Based on an estimated 150 billion gallons of gasoline sold each year in the U.S. at an average tax of 46 cents a gallon, that works out to be combined state and Federal gas-tax revenue of roughly $69 billion. ( Continue… )
We're not mutual fund managers, but if we were, we'd be taking a good, long look at Facebook right now. Though its stock prices faltered after the IPO, recent developments suggest that Facebook will retain its 800-pound gorilla status for years to come, thanks to a renewed focus on mobile devices.
First we saw Facebook Home, a skin for Android handsets that puts the Facebook news feed at the center of the user experience. There had been talk for some time of a Facebook phone, but Zuckerberg et al. took the smarter, safer route: instead of having to persuade customers to shell out for a new cell phone, Facebook Home gives the company access to every Android phone user via a completely free app.
Now come word that Facebook is looking to buy the hyper-popular navigation app Waze.
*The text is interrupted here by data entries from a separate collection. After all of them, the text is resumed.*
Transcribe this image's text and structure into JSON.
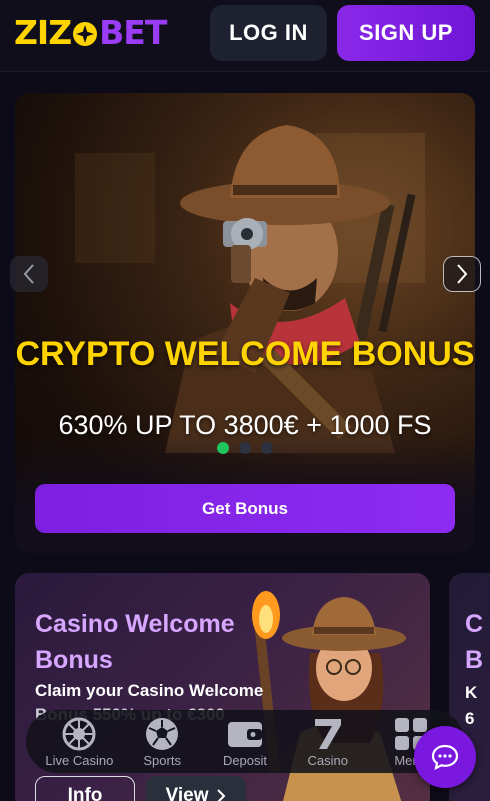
{
  "header": {
    "logo_part1": "ZIZ",
    "logo_part2": "BET",
    "login_label": "LOG IN",
    "signup_label": "SIGN UP"
  },
  "hero": {
    "title": "CRYPTO WELCOME BONUS",
    "subtitle": "630% UP TO 3800€ + 1000 FS",
    "button_label": "Get Bonus",
    "slides_count": 3,
    "active_slide": 1
  },
  "cards": [
    {
      "title": "Casino Welcome Bonus",
      "description": "Claim your Casino Welcome",
      "description_partial": "Bonus 550% up to €300",
      "info_label": "Info",
      "view_label": "View"
    },
    {
      "title_partial": "C B",
      "description_partial": "K 6"
    }
  ],
  "bottom_nav": [
    {
      "label": "Live Casino",
      "icon": "roulette-icon"
    },
    {
      "label": "Sports",
      "icon": "soccer-ball-icon"
    },
    {
      "label": "Deposit",
      "icon": "wallet-icon"
    },
    {
      "label": "Casino",
      "icon": "seven-icon"
    },
    {
      "label": "Menu",
      "icon": "grid-icon"
    }
  ],
  "colors": {
    "brand_yellow": "#ffd400",
    "brand_purple": "#8a28e8",
    "background": "#0d0b17",
    "active_dot": "#21c55d"
  }
}
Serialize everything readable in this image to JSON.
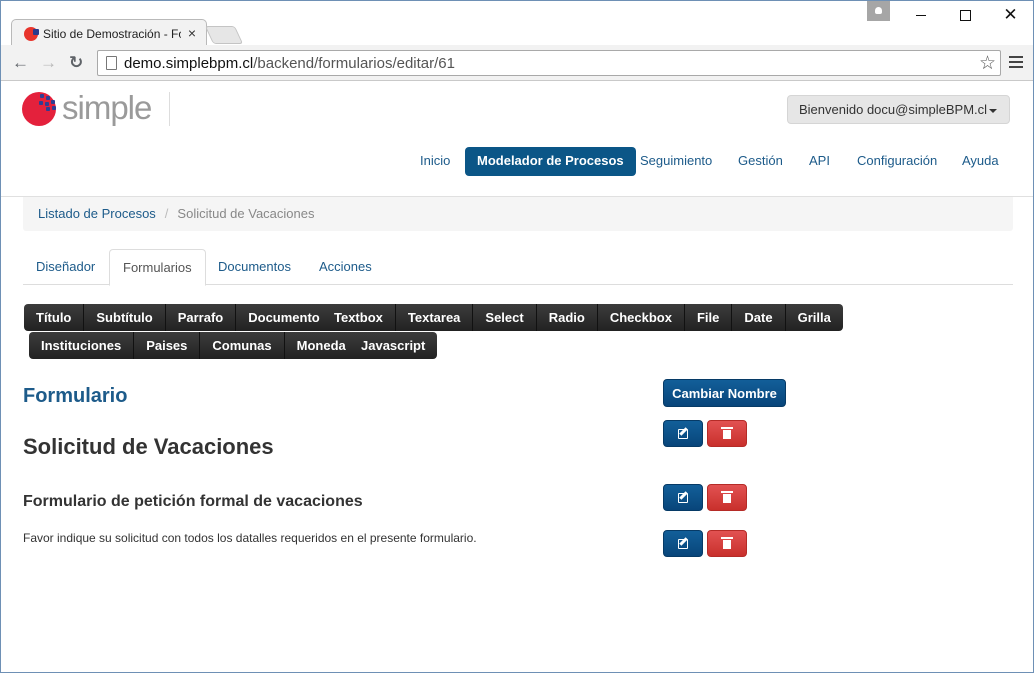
{
  "browser": {
    "tab_title": "Sitio de Demostración - Fo",
    "tab_close": "×",
    "url_host": "demo.simplebpm.cl",
    "url_path": "/backend/formularios/editar/61",
    "window_close": "✕"
  },
  "header": {
    "logo_text": "simple",
    "welcome": "Bienvenido docu@simpleBPM.cl"
  },
  "mainnav": {
    "items": [
      "Inicio",
      "Modelador de Procesos",
      "Seguimiento",
      "Gestión",
      "API",
      "Configuración",
      "Ayuda"
    ],
    "active": "Modelador de Procesos"
  },
  "breadcrumb": {
    "parent": "Listado de Procesos",
    "divider": "/",
    "current": "Solicitud de Vacaciones"
  },
  "tabs": {
    "items": [
      "Diseñador",
      "Formularios",
      "Documentos",
      "Acciones"
    ],
    "active": "Formularios"
  },
  "toolbox": {
    "group1": [
      "Título",
      "Subtítulo",
      "Parrafo",
      "Documento"
    ],
    "group2": [
      "Textbox",
      "Textarea",
      "Select",
      "Radio",
      "Checkbox",
      "File",
      "Date",
      "Grilla"
    ],
    "group3": [
      "Instituciones",
      "Paises",
      "Comunas",
      "Moneda"
    ],
    "group4": [
      "Javascript"
    ]
  },
  "form": {
    "label": "Formulario",
    "change_name": "Cambiar Nombre",
    "fields": [
      {
        "type": "title",
        "text": "Solicitud de Vacaciones"
      },
      {
        "type": "subtitle",
        "text": "Formulario de petición formal de vacaciones"
      },
      {
        "type": "paragraph",
        "text": "Favor indique su solicitud con todos los datalles requeridos en el presente formulario."
      }
    ]
  },
  "colors": {
    "primary": "#0b5687",
    "danger": "#d9534f",
    "dark_button": "#2b2b2b",
    "link": "#1d5b8a"
  }
}
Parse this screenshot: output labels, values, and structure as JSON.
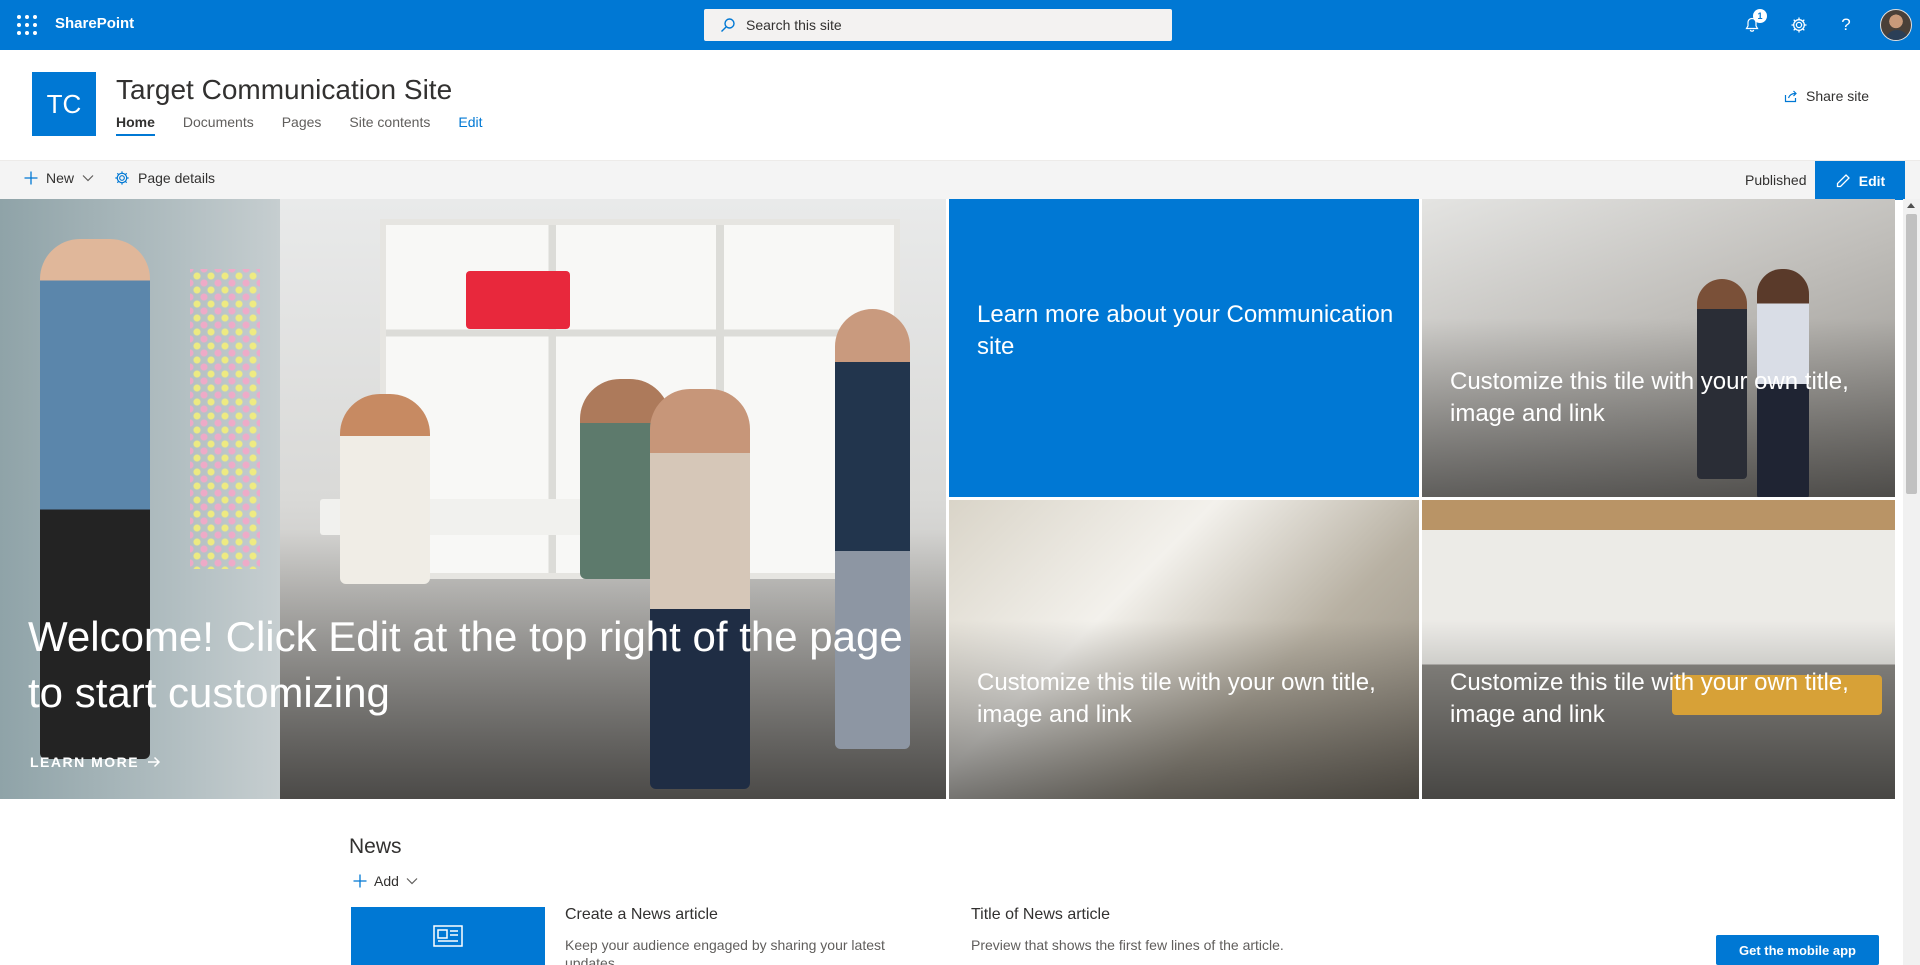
{
  "suite_bar": {
    "app_name": "SharePoint",
    "search_placeholder": "Search this site",
    "notification_count": "1",
    "icons": [
      "app-launcher-icon",
      "search-icon",
      "bell-icon",
      "gear-icon",
      "help-icon",
      "avatar"
    ],
    "background_color": "#0078d4"
  },
  "site": {
    "logo_initials": "TC",
    "title": "Target Communication Site",
    "nav": [
      "Home",
      "Documents",
      "Pages",
      "Site contents",
      "Edit"
    ],
    "active_nav": "Home",
    "share_label": "Share site"
  },
  "command_bar": {
    "new_label": "New",
    "page_details_label": "Page details",
    "status": "Published",
    "edit_label": "Edit"
  },
  "hero": {
    "main_title": "Welcome! Click Edit at the top right of the page to start customizing",
    "learn_more": "LEARN MORE",
    "tiles": [
      "Learn more about your Communication site",
      "Customize this tile with your own title, image and link",
      "Customize this tile with your own title, image and link",
      "Customize this tile with your own title, image and link"
    ]
  },
  "news": {
    "heading": "News",
    "add_label": "Add",
    "items": [
      {
        "title": "Create a News article",
        "description": "Keep your audience engaged by sharing your latest updates"
      },
      {
        "title": "Title of News article",
        "description": "Preview that shows the first few lines of the article."
      }
    ],
    "mobile_app_label": "Get the mobile app"
  },
  "colors": {
    "brand": "#0078d4",
    "command_bar_bg": "#f4f4f4",
    "text": "#323130"
  }
}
We've covered Waze numerous times in the past, and it's one of our favorite apps for getting around. Not only does it offer real-time traffic data, but it also provides gas prices and gamification elements to make using the app fun. (And like Facebook Home, it's free.) Waze's user base currently stands at around 45 million, and it's recently averaged over 1.5 million downloads per month. Waze has offices in Ra'anana, Israel and Palo Alto, California -- the latter of which is where Facebook HQ used to be, until the company relocated to Menlo Park, about three miles down the road. ( Continue… )